AVAILABLE DATA |
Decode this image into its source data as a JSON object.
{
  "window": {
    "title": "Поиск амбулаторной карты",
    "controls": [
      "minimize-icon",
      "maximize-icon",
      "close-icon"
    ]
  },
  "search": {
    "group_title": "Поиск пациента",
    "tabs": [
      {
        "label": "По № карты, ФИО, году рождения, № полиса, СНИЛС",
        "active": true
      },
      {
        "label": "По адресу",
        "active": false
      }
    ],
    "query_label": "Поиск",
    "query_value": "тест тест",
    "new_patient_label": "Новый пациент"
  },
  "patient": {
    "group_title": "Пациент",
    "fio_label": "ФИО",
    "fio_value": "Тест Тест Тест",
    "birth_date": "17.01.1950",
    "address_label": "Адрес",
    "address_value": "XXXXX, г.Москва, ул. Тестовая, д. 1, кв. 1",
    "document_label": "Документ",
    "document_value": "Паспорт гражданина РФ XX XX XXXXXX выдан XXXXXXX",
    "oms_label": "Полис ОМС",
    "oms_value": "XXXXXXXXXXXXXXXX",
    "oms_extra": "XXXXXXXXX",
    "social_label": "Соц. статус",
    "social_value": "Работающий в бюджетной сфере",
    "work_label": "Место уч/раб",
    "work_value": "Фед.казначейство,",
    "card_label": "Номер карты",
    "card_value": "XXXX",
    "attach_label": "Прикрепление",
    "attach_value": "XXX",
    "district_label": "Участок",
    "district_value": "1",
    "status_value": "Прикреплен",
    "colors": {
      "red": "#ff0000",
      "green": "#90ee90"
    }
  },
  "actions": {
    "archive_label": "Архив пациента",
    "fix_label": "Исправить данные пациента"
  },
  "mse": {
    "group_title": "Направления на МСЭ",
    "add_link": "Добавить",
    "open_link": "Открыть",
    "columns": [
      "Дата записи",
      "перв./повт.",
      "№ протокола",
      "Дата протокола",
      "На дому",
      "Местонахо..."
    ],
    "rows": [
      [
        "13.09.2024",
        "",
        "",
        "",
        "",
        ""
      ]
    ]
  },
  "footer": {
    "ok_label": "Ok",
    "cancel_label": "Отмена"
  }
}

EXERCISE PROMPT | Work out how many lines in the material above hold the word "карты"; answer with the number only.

EXERCISE SOLUTION | 3